───── RECORDED INFORMATION ─────

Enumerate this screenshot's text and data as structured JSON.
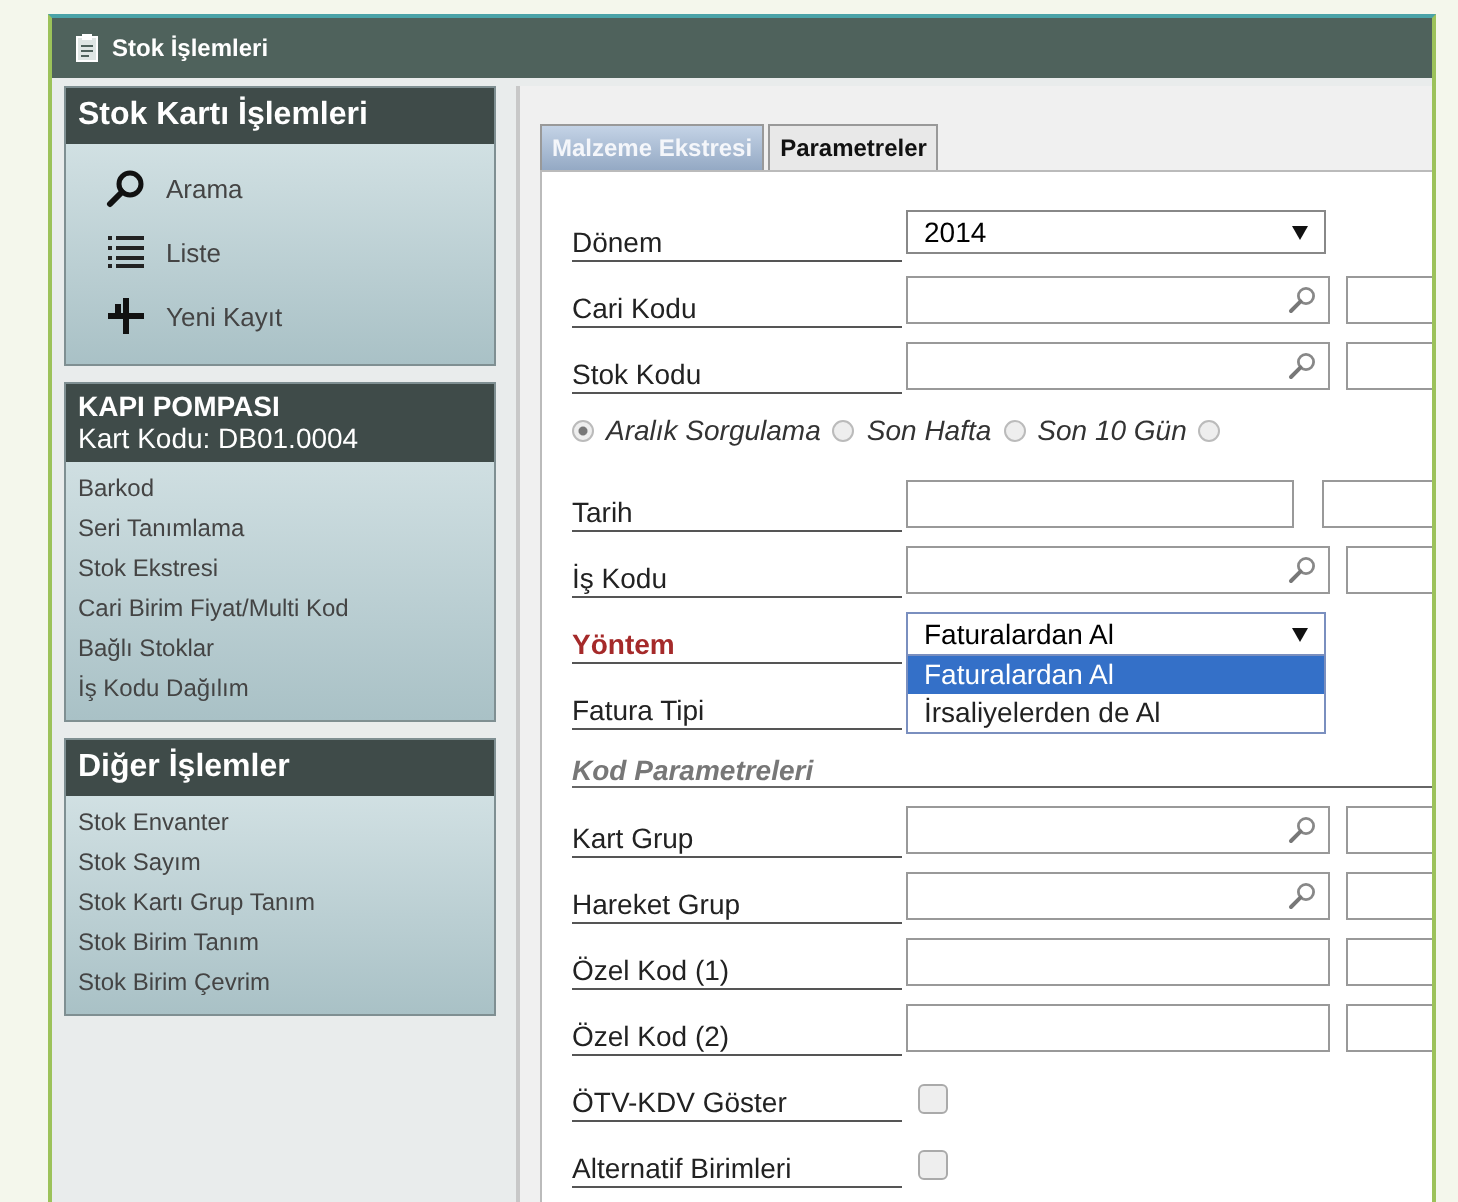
{
  "window": {
    "title": "Stok İşlemleri"
  },
  "sidebar": {
    "sections": [
      {
        "title": "Stok Kartı İşlemleri",
        "items": [
          {
            "label": "Arama",
            "kind": "search"
          },
          {
            "label": "Liste",
            "kind": "list"
          },
          {
            "label": "Yeni Kayıt",
            "kind": "add"
          }
        ]
      },
      {
        "title": "KAPI POMPASI",
        "subtitle": "Kart Kodu: DB01.0004",
        "items": [
          {
            "label": "Barkod"
          },
          {
            "label": "Seri Tanımlama"
          },
          {
            "label": "Stok Ekstresi"
          },
          {
            "label": "Cari Birim Fiyat/Multi Kod"
          },
          {
            "label": "Bağlı Stoklar"
          },
          {
            "label": "İş Kodu Dağılım"
          }
        ]
      },
      {
        "title": "Diğer İşlemler",
        "items": [
          {
            "label": "Stok Envanter"
          },
          {
            "label": "Stok Sayım"
          },
          {
            "label": "Stok Kartı Grup Tanım"
          },
          {
            "label": "Stok Birim Tanım"
          },
          {
            "label": "Stok Birim Çevrim"
          }
        ]
      }
    ]
  },
  "tabs": [
    {
      "label": "Malzeme Ekstresi",
      "selected": true
    },
    {
      "label": "Parametreler",
      "selected": false
    }
  ],
  "form": {
    "rows": [
      {
        "kind": "select",
        "label": "Dönem",
        "value": "2014",
        "required": false,
        "expanded": false
      },
      {
        "kind": "lookup",
        "label": "Cari Kodu"
      },
      {
        "kind": "lookup",
        "label": "Stok Kodu"
      },
      {
        "kind": "radios",
        "options": [
          {
            "label": "Aralık Sorgulama",
            "selected": true
          },
          {
            "label": "Son Hafta",
            "selected": false
          },
          {
            "label": "Son 10 Gün",
            "selected": false
          },
          {
            "selected": false
          }
        ]
      },
      {
        "kind": "date",
        "label": "Tarih"
      },
      {
        "kind": "lookup",
        "label": "İş Kodu"
      },
      {
        "kind": "select",
        "label": "Yöntem",
        "value": "Faturalardan Al",
        "required": true,
        "expanded": true,
        "options": [
          {
            "label": "Faturalardan Al",
            "selected": true
          },
          {
            "label": "İrsaliyelerden de Al",
            "selected": false
          }
        ]
      },
      {
        "kind": "plain",
        "label": "Fatura Tipi"
      },
      {
        "kind": "section",
        "label": "Kod Parametreleri"
      },
      {
        "kind": "lookup",
        "label": "Kart Grup"
      },
      {
        "kind": "lookup",
        "label": "Hareket Grup"
      },
      {
        "kind": "text",
        "label": "Özel Kod (1)"
      },
      {
        "kind": "text",
        "label": "Özel Kod (2)"
      },
      {
        "kind": "checkbox",
        "label": "ÖTV-KDV Göster",
        "checked": false
      },
      {
        "kind": "checkbox",
        "label": "Alternatif Birimleri",
        "checked": false
      }
    ]
  }
}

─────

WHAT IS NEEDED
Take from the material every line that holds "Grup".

RESPONSE AREA
            "label": "Stok Kartı Grup Tanım"
        "label": "Kart Grup"
        "label": "Hareket Grup"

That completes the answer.